By by dianna firstname.lastname@example.org
June 1, 2011 at 1:01 a.m.
I admit it, if you squeeze the words "Pulitzer Prize winning" in front of a playwright's name, my ears will perk up.
The town drunk who suddenly hears somebody is buying rounds for the house couldn't pay closer attention.
Suzan-Lori Parks is such a playwright. Parks won the Pulitzer in 2002 for her play "Topdog/Underdog," a play exploring family identity and the everyday struggles of being African-American.
Now, she's in Austin, and she's directing her newest play, "The Book of Grace."
The play is set in South Texas where the main character, Snake, has come home to reunite with his father, a border patrol agent. So it's about people bound together by passion, ambition and longing, according to the website, so, basically, it's about family.
Plays are funny creatures. The same play can be performed and directed by different people, with its text mined and situations interpreted in a myriad of ways. It's a living art and it changes under different hands.
The chance to see a play directed by the person it sprang from is a unique opportunity, and one you oughta be on quicker than a duck on a June bug. Or something like that.
Parks has helmed this creation from birth to it's actual interpretation on the stage. It's the premiere of the play, too.

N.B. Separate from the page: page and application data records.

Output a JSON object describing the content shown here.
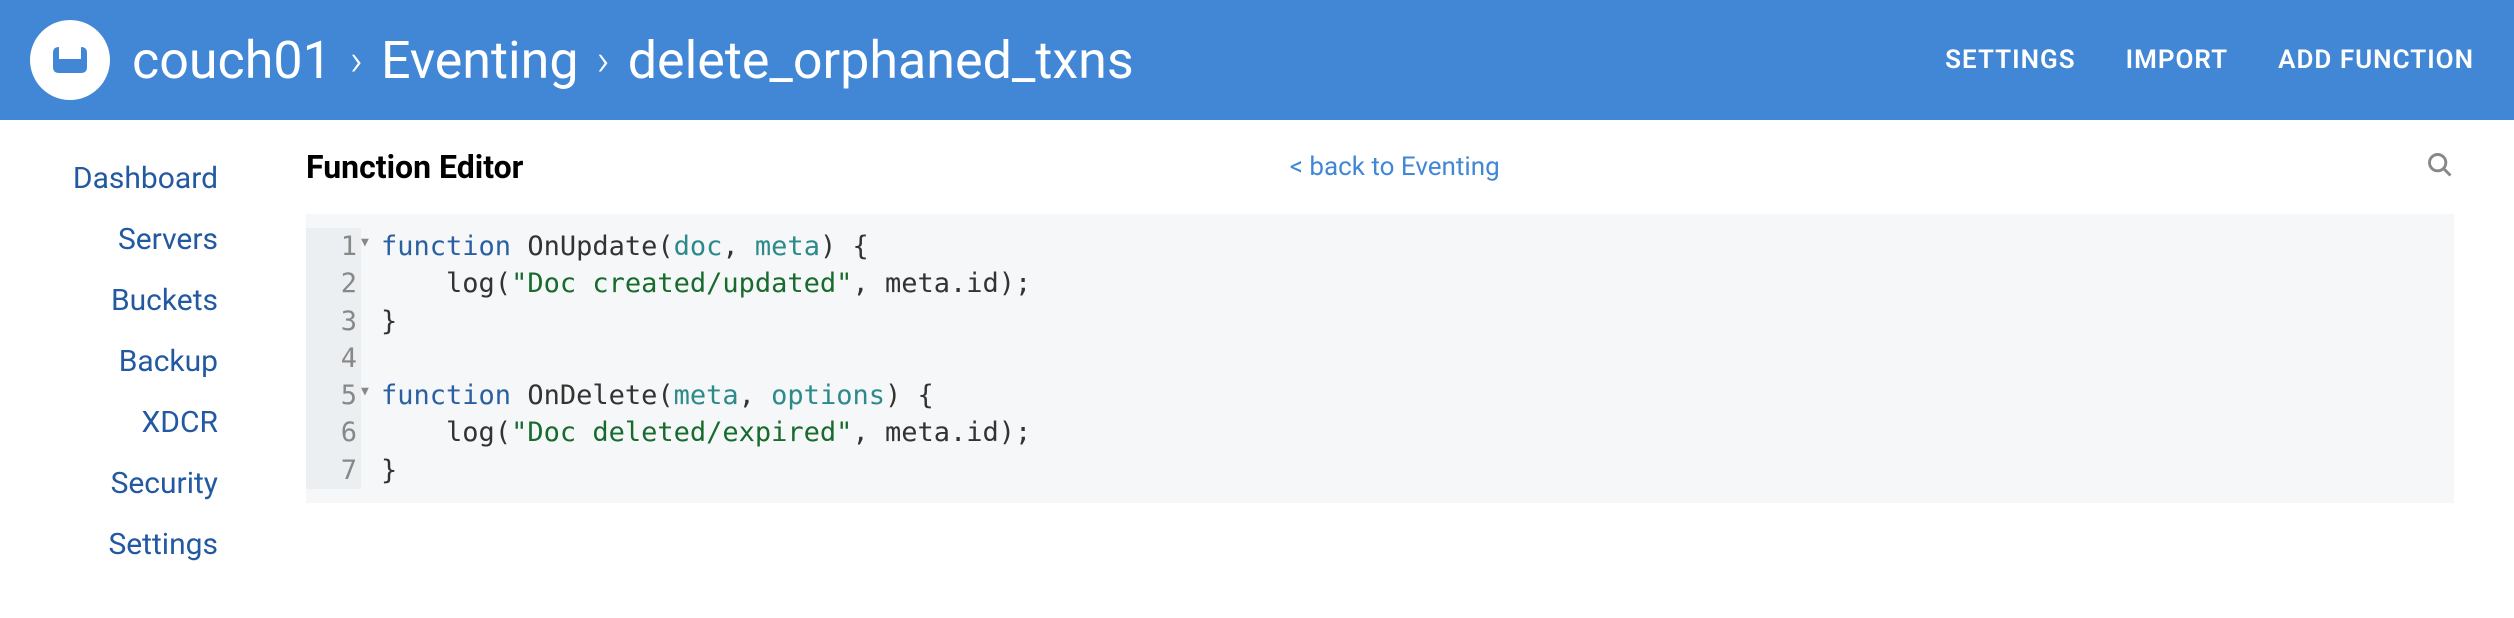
{
  "breadcrumb": {
    "cluster": "couch01",
    "section": "Eventing",
    "fn_name": "delete_orphaned_txns"
  },
  "header_actions": {
    "settings": "SETTINGS",
    "import": "IMPORT",
    "add_function": "ADD FUNCTION"
  },
  "sidebar": {
    "items": [
      {
        "label": "Dashboard"
      },
      {
        "label": "Servers"
      },
      {
        "label": "Buckets"
      },
      {
        "label": "Backup"
      },
      {
        "label": "XDCR"
      },
      {
        "label": "Security"
      },
      {
        "label": "Settings"
      }
    ]
  },
  "page": {
    "title": "Function Editor",
    "back_link": "< back to Eventing"
  },
  "code": {
    "lines": [
      {
        "num": "1",
        "foldable": true
      },
      {
        "num": "2",
        "foldable": false
      },
      {
        "num": "3",
        "foldable": false
      },
      {
        "num": "4",
        "foldable": false
      },
      {
        "num": "5",
        "foldable": true
      },
      {
        "num": "6",
        "foldable": false
      },
      {
        "num": "7",
        "foldable": false
      }
    ],
    "tokens": {
      "kw_function": "function",
      "fn_onupdate": "OnUpdate",
      "fn_ondelete": "OnDelete",
      "fn_log": "log",
      "param_doc": "doc",
      "param_meta": "meta",
      "param_options": "options",
      "str_created": "\"Doc created/updated\"",
      "str_deleted": "\"Doc deleted/expired\"",
      "prop_id": "id",
      "open_paren": "(",
      "close_paren": ")",
      "open_brace": "{",
      "close_brace": "}",
      "comma_sp": ", ",
      "dot": ".",
      "semicolon": ";",
      "space": " ",
      "indent": "    "
    }
  }
}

As if that isn't impressive enough, did I mention she won a Pulitzer (Yeah, some people are impressed by people related to royal dead people, and I really do get sucked in too easily by that little fact-oid. I know).

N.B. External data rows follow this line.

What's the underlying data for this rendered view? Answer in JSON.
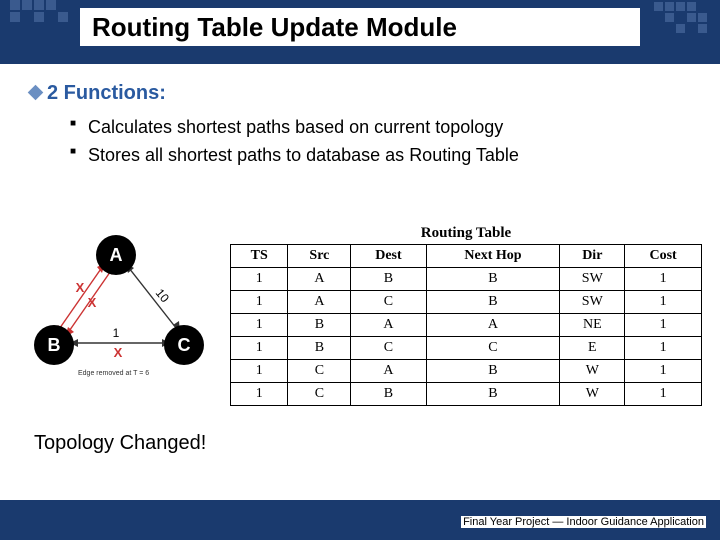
{
  "slide": {
    "title": "Routing Table Update Module",
    "heading": "2 Functions:",
    "bullets": [
      "Calculates shortest paths based on current topology",
      "Stores all shortest paths to database as Routing Table"
    ],
    "topology_label": "Topology Changed!",
    "footer": "Final Year Project — Indoor Guidance Application"
  },
  "graph": {
    "nodes": {
      "A": "A",
      "B": "B",
      "C": "C"
    },
    "edge_AB_x1": "X",
    "edge_AB_x2": "X",
    "edge_AC_w": "10",
    "edge_BC_w": "1",
    "edge_BC_x": "X",
    "note": "Edge removed at T = 6"
  },
  "routing_table": {
    "title": "Routing Table",
    "headers": [
      "TS",
      "Src",
      "Dest",
      "Next Hop",
      "Dir",
      "Cost"
    ],
    "rows": [
      [
        "1",
        "A",
        "B",
        "B",
        "SW",
        "1"
      ],
      [
        "1",
        "A",
        "C",
        "B",
        "SW",
        "1"
      ],
      [
        "1",
        "B",
        "A",
        "A",
        "NE",
        "1"
      ],
      [
        "1",
        "B",
        "C",
        "C",
        "E",
        "1"
      ],
      [
        "1",
        "C",
        "A",
        "B",
        "W",
        "1"
      ],
      [
        "1",
        "C",
        "B",
        "B",
        "W",
        "1"
      ]
    ]
  }
}
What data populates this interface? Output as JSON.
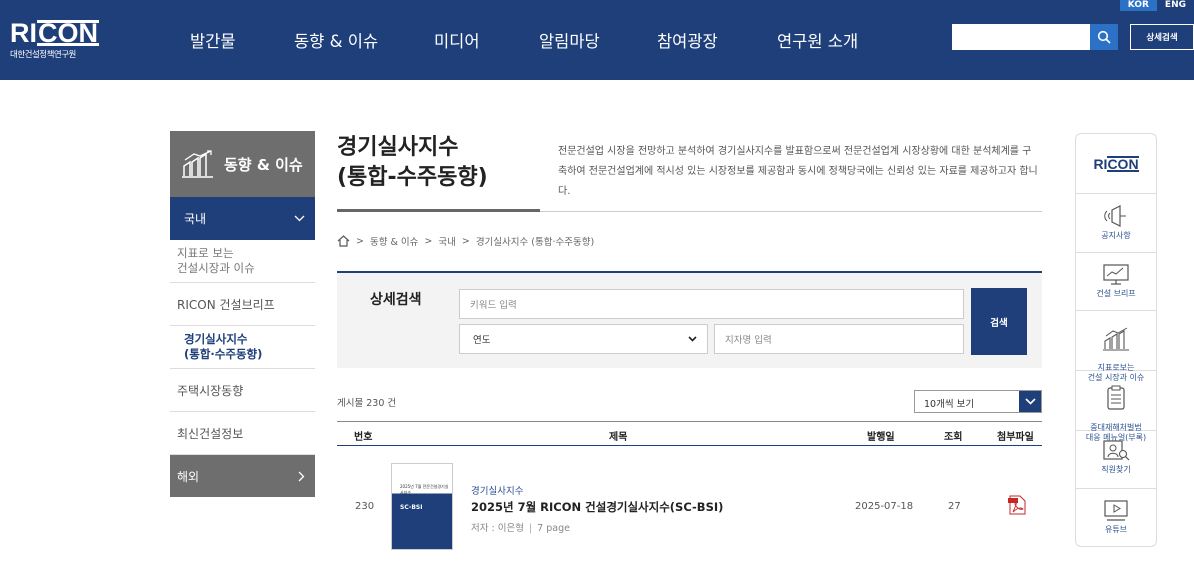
{
  "header": {
    "logo_main": "RICON",
    "logo_sub": "대한건설정책연구원",
    "nav": [
      "발간물",
      "동향 & 이슈",
      "미디어",
      "알림마당",
      "참여광장",
      "연구원 소개"
    ],
    "lang_kor": "KOR",
    "lang_eng": "ENG",
    "search_placeholder": "",
    "advanced_search": "상세검색"
  },
  "sidebar": {
    "title": "동향 & 이슈",
    "domestic": "국내",
    "items": [
      {
        "label": "지표로 보는\n건설시장과 이슈"
      },
      {
        "label": "RICON 건설브리프"
      },
      {
        "label": "경기실사지수\n(통합·수주동향)"
      },
      {
        "label": "주택시장동향"
      },
      {
        "label": "최신건설정보"
      }
    ],
    "foreign": "해외"
  },
  "page": {
    "title_line1": "경기실사지수",
    "title_line2": "(통합-수주동향)",
    "description": "전문건설업 시장을 전망하고 분석하여 경기실사지수를 발표함으로써 전문건설업계 시장상황에 대한 분석체계를 구축하여 전문건설업계에 적시성 있는 시장정보를 제공함과 동시에 정책당국에는 신뢰성 있는 자료를 제공하고자 합니다.",
    "breadcrumb": [
      "동향 & 이슈",
      "국내",
      "경기실사지수 (통합·수주동향)"
    ]
  },
  "search": {
    "label": "상세검색",
    "keyword_placeholder": "키워드 입력",
    "year_value": "연도",
    "region_placeholder": "지자명 입력",
    "button": "검색"
  },
  "list": {
    "count_text": "게시물 230 건",
    "per_page": "10개씩 보기",
    "headers": {
      "num": "번호",
      "title": "제목",
      "date": "발행일",
      "views": "조회",
      "file": "첨부파일"
    },
    "rows": [
      {
        "num": "230",
        "thumb_top": "2025년 7월 전문건설경기실사지수",
        "thumb_label": "SC-BSI",
        "category": "경기실사지수",
        "title": "2025년 7월 RICON 건설경기실사지수(SC-BSI)",
        "author": "저자 : 이은형",
        "pages": "7 page",
        "date": "2025-07-18",
        "views": "27"
      }
    ]
  },
  "quick_menu": {
    "logo": "RICON",
    "items": [
      {
        "label": "공지사항",
        "icon": "megaphone-icon"
      },
      {
        "label": "건설 브리프",
        "icon": "monitor-chart-icon"
      },
      {
        "label": "지표로보는\n건설 시장과 이슈",
        "icon": "building-chart-icon"
      },
      {
        "label": "중대재해처벌법\n대응 메뉴얼(부록)",
        "icon": "clipboard-icon"
      },
      {
        "label": "직원찾기",
        "icon": "person-search-icon"
      },
      {
        "label": "유튜브",
        "icon": "video-icon"
      }
    ]
  }
}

The production is being put on by Zach Theatre in Austin. Go on and see it. I won't make anymore references to ducks or June bugs. Well, I probably won't.